The SGH-A777's 1.3-megapixel camera takes pictures in three resolutions (1,280c960, 640x480 and 320x240). Editing features are pretty standard for a 1.3-megapixel shooter; they include three quality settings, brightness and white balance controls, a night mode, a self-timer, a 3x zoom (not available at the highest resolution), three color effects, 20 fun frames, three shutter sounds, and a silent option. What's more: you can use panorama, multishot, and mosaic shot modes. The camcorder takes clips in a 176x144 resolution with sound; editing options are similar to the still camera, if a bit slimmed down. Clips meant for multimedia message are capped at about 3 minutes, but you can shoot for longer in standard mode.
Photo quality was above average for a 1.3-megapixel shooter. Colors were relatively bright and our images were in focus. There was a bit of image noise, but it wasn't overwhelming. Just keep in mind that without a flash you will need sufficient in-room light. The SGH-A777 has a self-portrait mirror, which is located on the back of the slider along with the camera lens. You will to have the phone open to take pictures
You can customize the SGH-A777 with a variety of background colors and wallpapers and you can type a personalized greeting. If you want more options, and additional ringtones, you can download them from AT&T's Media Mall service.
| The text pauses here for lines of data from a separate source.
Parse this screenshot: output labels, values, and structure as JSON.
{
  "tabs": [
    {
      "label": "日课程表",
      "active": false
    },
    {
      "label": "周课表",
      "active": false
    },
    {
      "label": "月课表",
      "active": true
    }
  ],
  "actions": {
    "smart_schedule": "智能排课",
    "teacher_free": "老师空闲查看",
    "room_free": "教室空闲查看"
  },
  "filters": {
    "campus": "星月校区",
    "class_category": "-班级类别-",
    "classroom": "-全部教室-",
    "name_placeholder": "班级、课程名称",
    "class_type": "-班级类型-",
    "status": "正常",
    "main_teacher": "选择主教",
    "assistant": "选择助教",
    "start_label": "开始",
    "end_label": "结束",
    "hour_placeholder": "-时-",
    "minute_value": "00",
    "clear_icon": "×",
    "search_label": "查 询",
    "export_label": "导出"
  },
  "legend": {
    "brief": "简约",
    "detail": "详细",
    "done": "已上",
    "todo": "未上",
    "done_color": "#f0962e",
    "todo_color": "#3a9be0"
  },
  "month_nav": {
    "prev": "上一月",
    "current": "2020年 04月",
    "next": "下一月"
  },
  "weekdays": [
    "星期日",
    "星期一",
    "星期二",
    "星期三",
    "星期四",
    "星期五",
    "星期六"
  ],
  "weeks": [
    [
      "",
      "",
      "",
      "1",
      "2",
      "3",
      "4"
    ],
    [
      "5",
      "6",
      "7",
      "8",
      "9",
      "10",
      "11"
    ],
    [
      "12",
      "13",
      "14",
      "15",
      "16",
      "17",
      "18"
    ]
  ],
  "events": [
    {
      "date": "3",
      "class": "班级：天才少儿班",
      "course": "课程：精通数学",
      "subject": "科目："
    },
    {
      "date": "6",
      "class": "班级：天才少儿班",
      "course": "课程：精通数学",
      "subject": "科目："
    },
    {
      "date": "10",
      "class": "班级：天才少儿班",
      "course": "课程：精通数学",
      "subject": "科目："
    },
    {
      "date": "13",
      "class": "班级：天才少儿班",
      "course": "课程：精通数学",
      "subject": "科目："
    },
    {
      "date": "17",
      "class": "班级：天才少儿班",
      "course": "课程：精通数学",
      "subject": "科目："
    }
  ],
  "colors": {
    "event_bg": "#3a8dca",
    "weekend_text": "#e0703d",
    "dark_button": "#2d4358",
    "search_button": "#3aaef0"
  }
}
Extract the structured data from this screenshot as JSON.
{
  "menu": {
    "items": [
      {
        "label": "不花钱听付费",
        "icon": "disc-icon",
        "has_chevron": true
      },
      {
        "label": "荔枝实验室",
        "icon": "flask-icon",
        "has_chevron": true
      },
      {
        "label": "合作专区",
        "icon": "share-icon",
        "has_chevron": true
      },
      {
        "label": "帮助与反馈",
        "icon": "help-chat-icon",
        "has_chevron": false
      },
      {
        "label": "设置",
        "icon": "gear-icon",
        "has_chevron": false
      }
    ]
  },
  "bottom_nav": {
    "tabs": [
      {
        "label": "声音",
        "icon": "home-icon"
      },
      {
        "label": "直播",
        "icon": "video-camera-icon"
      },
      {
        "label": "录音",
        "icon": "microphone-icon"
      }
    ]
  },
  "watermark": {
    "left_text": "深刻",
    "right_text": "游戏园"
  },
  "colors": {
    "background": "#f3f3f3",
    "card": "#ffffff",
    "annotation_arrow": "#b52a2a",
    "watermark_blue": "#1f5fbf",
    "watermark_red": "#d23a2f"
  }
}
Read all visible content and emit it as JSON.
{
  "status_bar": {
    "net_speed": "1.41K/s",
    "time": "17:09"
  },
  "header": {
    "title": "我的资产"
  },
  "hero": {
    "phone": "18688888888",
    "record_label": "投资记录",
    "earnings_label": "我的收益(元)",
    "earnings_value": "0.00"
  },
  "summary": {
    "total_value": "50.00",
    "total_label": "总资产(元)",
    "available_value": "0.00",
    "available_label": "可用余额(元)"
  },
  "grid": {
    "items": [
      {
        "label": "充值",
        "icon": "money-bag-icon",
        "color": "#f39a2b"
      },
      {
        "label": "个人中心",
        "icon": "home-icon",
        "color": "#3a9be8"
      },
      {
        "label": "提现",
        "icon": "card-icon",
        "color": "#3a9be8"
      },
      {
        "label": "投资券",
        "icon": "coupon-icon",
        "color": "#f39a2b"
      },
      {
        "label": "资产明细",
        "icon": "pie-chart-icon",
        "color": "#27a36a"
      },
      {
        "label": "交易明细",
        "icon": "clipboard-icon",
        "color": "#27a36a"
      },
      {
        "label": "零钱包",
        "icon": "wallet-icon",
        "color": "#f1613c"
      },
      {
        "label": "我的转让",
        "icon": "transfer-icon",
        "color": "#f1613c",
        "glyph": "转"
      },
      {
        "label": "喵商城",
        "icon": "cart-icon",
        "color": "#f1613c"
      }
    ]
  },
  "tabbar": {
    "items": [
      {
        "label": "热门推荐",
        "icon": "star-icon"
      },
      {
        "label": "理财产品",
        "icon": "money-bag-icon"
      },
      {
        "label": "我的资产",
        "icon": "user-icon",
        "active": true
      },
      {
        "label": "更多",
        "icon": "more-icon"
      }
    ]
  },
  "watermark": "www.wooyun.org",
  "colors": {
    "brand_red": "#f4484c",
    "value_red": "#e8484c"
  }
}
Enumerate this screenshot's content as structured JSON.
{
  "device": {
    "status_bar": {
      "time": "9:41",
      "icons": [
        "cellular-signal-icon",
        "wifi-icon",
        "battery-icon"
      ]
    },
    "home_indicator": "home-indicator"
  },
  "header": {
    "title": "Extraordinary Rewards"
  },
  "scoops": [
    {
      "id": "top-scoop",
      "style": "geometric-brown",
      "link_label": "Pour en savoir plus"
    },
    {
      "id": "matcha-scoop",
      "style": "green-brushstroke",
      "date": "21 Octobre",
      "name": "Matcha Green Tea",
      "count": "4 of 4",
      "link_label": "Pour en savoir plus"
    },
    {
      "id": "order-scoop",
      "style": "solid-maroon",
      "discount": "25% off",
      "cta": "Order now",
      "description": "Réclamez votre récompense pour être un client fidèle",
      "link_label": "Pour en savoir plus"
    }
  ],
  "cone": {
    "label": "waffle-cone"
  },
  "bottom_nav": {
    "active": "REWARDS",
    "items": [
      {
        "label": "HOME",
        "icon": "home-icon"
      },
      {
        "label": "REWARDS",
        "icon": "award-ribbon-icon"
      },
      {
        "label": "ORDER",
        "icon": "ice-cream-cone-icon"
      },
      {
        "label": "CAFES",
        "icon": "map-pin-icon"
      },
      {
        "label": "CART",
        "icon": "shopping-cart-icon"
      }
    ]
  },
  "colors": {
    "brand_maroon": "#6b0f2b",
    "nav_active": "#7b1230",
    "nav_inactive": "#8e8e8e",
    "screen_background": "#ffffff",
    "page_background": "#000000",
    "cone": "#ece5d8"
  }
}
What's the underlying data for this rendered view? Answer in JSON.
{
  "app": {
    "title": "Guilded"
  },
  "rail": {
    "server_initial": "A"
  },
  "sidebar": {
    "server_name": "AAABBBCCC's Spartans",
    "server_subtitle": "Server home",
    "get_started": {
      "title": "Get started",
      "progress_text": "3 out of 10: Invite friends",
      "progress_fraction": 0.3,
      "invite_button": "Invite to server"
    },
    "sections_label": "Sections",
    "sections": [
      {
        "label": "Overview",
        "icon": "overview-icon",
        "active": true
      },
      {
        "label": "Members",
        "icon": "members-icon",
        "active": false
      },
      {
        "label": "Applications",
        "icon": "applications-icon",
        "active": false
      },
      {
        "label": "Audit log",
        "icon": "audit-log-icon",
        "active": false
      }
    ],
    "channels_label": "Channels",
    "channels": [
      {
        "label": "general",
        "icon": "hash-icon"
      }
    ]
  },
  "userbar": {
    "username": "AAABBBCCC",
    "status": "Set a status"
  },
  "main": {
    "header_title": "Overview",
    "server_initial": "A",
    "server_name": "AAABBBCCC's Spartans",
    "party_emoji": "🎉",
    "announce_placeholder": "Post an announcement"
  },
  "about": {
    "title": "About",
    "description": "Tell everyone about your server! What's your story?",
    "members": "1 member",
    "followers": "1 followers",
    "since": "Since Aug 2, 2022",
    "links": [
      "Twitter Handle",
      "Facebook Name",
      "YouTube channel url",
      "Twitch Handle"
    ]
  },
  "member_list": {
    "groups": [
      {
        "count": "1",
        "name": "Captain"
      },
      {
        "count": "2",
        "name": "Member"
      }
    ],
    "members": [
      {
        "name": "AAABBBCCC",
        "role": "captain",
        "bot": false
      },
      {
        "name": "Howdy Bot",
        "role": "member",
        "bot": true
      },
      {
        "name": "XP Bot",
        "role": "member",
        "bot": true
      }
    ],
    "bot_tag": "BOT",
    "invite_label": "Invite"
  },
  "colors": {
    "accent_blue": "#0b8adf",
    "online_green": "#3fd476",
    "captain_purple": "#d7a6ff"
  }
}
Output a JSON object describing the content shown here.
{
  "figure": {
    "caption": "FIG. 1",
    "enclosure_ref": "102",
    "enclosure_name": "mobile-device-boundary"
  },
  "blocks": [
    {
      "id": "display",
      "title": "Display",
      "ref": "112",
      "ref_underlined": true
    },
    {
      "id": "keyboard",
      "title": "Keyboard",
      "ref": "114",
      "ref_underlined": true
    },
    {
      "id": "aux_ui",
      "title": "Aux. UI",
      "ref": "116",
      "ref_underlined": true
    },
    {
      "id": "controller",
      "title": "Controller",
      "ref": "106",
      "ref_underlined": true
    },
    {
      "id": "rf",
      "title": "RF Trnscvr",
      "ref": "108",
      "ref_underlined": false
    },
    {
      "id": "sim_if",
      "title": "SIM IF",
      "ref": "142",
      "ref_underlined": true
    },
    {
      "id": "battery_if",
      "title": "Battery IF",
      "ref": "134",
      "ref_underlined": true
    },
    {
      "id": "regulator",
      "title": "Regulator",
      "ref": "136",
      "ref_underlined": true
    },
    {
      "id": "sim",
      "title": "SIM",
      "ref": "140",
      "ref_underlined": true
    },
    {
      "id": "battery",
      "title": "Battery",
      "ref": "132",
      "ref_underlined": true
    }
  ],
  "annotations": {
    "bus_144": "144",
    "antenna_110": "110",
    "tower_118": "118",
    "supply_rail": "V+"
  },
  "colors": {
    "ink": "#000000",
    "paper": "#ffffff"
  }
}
The SGH-A777 comes with demo versions of three games: Diner Dash 2, Tetris, Guitar Hero III, and Ms. Pac-Man. You can buy the full versions and additional titles from AT&T. And for even more fun, the SGH-A777 has trial apps for WikiMobile, Mobile Banking, MobiTV, and My-Cast Weather.
We tested the quad-band, dual-mode (GSM 850/900/1800/1900; UMTS 850/1800) Samsung SGH-A777 world phone in San Francisco using AT&T service. Call quality was decent by most accounts. On the upside, the signal was clear and free of static and we didn't encounter any interference from other electronic devices. On the downside, the volume was somewhat low and some of our callers sounded a bit breathy. If you have hearing impairments you should try this phone before buying. Indeed, we had some trouble hearing when we were in very noisy environments.
On their end, callers said we sounded fine most of the time. They could tell we were using a cell phone, but most reported no significant issues. Similar to our experience, a few of our friends had trouble hearing us when we were in noisy places. Speakerphone calls were about the same. We could carry on a conversation as long as we spoke close to the phone. As with regular voice calls, the volume could be louder. On the upside, it is very easy to activate the speakerphone during a call. Bluetooth headset calls were satisfactory.
The SGH-A777 has a rated battery life of 4.5 hours and 12.5 days standby time. It has a tested talk time of 3 hours and 16 minutes. According to FCC radiation tests, the SGH-A777 has a digital SAR rating of 1.19 watts per kilogram.